To the last call of the day. You have been sent to a woman full term pregnancy in labour. You know you are at the right house since you hear the screams as you open the car door and are greeted by the sight of a heavily pregnant woman standing at the front door of her house crying out in pain. You have barely enough time to cross the front yard to her, have her lie down and unpack your childbirth kit before crowning is observed. A moment later and the child is born. You grin happily and, sitting inside the hallway of the house, you pass umbilical clamps and towels to your partner who is in the business position. The new mother, sweaty, tired but smiling reaches out for her new baby. Before your partner can clamp and cut the cord. You freeze with apprehension.

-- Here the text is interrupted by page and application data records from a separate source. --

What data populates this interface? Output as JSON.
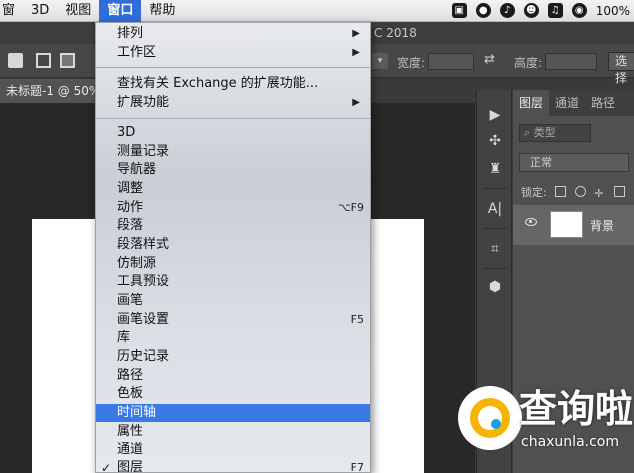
{
  "menubar": {
    "items": [
      {
        "label": "窗",
        "active": false
      },
      {
        "label": "3D",
        "active": false
      },
      {
        "label": "视图",
        "active": false
      },
      {
        "label": "窗口",
        "active": true
      },
      {
        "label": "帮助",
        "active": false
      }
    ],
    "status_icons": [
      "app-icon",
      "wechat-icon",
      "bell-icon",
      "qq-icon",
      "mic-icon",
      "wifi-icon"
    ],
    "battery": "100%"
  },
  "app": {
    "title": "C 2018",
    "doc_tab": "未标题-1 @ 50%"
  },
  "options_bar": {
    "width_label": "宽度:",
    "height_label": "高度:",
    "select_button": "选择"
  },
  "panel": {
    "tabs": [
      "图层",
      "通道",
      "路径"
    ],
    "filter_label": "类型",
    "blend_mode": "正常",
    "lock_label": "锁定:",
    "layer_name": "背景"
  },
  "window_menu": {
    "items": [
      {
        "label": "排列",
        "submenu": true,
        "shortcut": "",
        "checked": false,
        "highlighted": false
      },
      {
        "label": "工作区",
        "submenu": true,
        "shortcut": "",
        "checked": false,
        "highlighted": false
      },
      {
        "label": "查找有关 Exchange 的扩展功能...",
        "submenu": false,
        "shortcut": "",
        "checked": false,
        "highlighted": false
      },
      {
        "label": "扩展功能",
        "submenu": true,
        "shortcut": "",
        "checked": false,
        "highlighted": false
      },
      {
        "label": "3D",
        "submenu": false,
        "shortcut": "",
        "checked": false,
        "highlighted": false
      },
      {
        "label": "测量记录",
        "submenu": false,
        "shortcut": "",
        "checked": false,
        "highlighted": false
      },
      {
        "label": "导航器",
        "submenu": false,
        "shortcut": "",
        "checked": false,
        "highlighted": false
      },
      {
        "label": "调整",
        "submenu": false,
        "shortcut": "",
        "checked": false,
        "highlighted": false
      },
      {
        "label": "动作",
        "submenu": false,
        "shortcut": "⌥F9",
        "checked": false,
        "highlighted": false
      },
      {
        "label": "段落",
        "submenu": false,
        "shortcut": "",
        "checked": false,
        "highlighted": false
      },
      {
        "label": "段落样式",
        "submenu": false,
        "shortcut": "",
        "checked": false,
        "highlighted": false
      },
      {
        "label": "仿制源",
        "submenu": false,
        "shortcut": "",
        "checked": false,
        "highlighted": false
      },
      {
        "label": "工具预设",
        "submenu": false,
        "shortcut": "",
        "checked": false,
        "highlighted": false
      },
      {
        "label": "画笔",
        "submenu": false,
        "shortcut": "",
        "checked": false,
        "highlighted": false
      },
      {
        "label": "画笔设置",
        "submenu": false,
        "shortcut": "F5",
        "checked": false,
        "highlighted": false
      },
      {
        "label": "库",
        "submenu": false,
        "shortcut": "",
        "checked": false,
        "highlighted": false
      },
      {
        "label": "历史记录",
        "submenu": false,
        "shortcut": "",
        "checked": false,
        "highlighted": false
      },
      {
        "label": "路径",
        "submenu": false,
        "shortcut": "",
        "checked": false,
        "highlighted": false
      },
      {
        "label": "色板",
        "submenu": false,
        "shortcut": "",
        "checked": false,
        "highlighted": false
      },
      {
        "label": "时间轴",
        "submenu": false,
        "shortcut": "",
        "checked": false,
        "highlighted": true
      },
      {
        "label": "属性",
        "submenu": false,
        "shortcut": "",
        "checked": false,
        "highlighted": false
      },
      {
        "label": "通道",
        "submenu": false,
        "shortcut": "",
        "checked": false,
        "highlighted": false
      },
      {
        "label": "图层",
        "submenu": false,
        "shortcut": "F7",
        "checked": true,
        "highlighted": false
      }
    ]
  },
  "watermark": {
    "text": "查询啦",
    "url": "chaxunla.com"
  },
  "colors": {
    "menu_highlight": "#3a78e4",
    "menubar_active": "#2f6ddb",
    "watermark_yellow": "#f6b400",
    "watermark_blue": "#1a9ee0"
  }
}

Enter the growling and hot breath. You are kneeling. Three large Doberman dogs fill the hallway. Their heads are perfectly in line with yours. Each of them snarl and salivate as if rabies is the least of their problems. The woman reassures you that they would not bite. You look at her and recall the recent screaming and note the bloody floor. You also note that in the midst of this you are the total stranger in the house from whom the dogs are apparently protecting their mistress. Their non biting disposition may have been recently reconsidered.
She calls to them to and assures them that all is well. You hope they believe her. She tells you that they are just hungry and to go in the kitchen and feed them. Dreading moving, you slowly rise and, very slowly slide your feet step by step into the kitchen. Sure enough there is a huge dog bowl on the floor and an even bigger box of dog biscuits on the kitchen bench. You pour some into the bowl, look at the dogs who even appear to be tail wagging, then pour some more for luck. No sooner have you stepped back than the dogs are into the biscuits.
Relieved you leap from the kitchen and slam the door. Your smug smile lasts only a moment as you hear the combined scurrying of the dog feet on the lino floor. Smile gone, the damn dogs know another way out of the kitchen. You race down the hallway to two glass sliding doors half way down. The dogs round the corner and see you. Luck holds as, like the final of an ice skating race, they all collapse on the lino floor and slide across the room. The seconds are a gift that allow the closing of the doors. Safety. You sit for a few minutes until either yours, or your partner’s hands, stop shaking enough to safely cut the cord.
And tomorrow night is a long fourteen hour Saturday night and all the night clubs will be open. You know you are a seasoned ambo when you realise that the patients are only a distraction to take your attention away from the next danger.
Jeff Kenneally – www.prehemt.com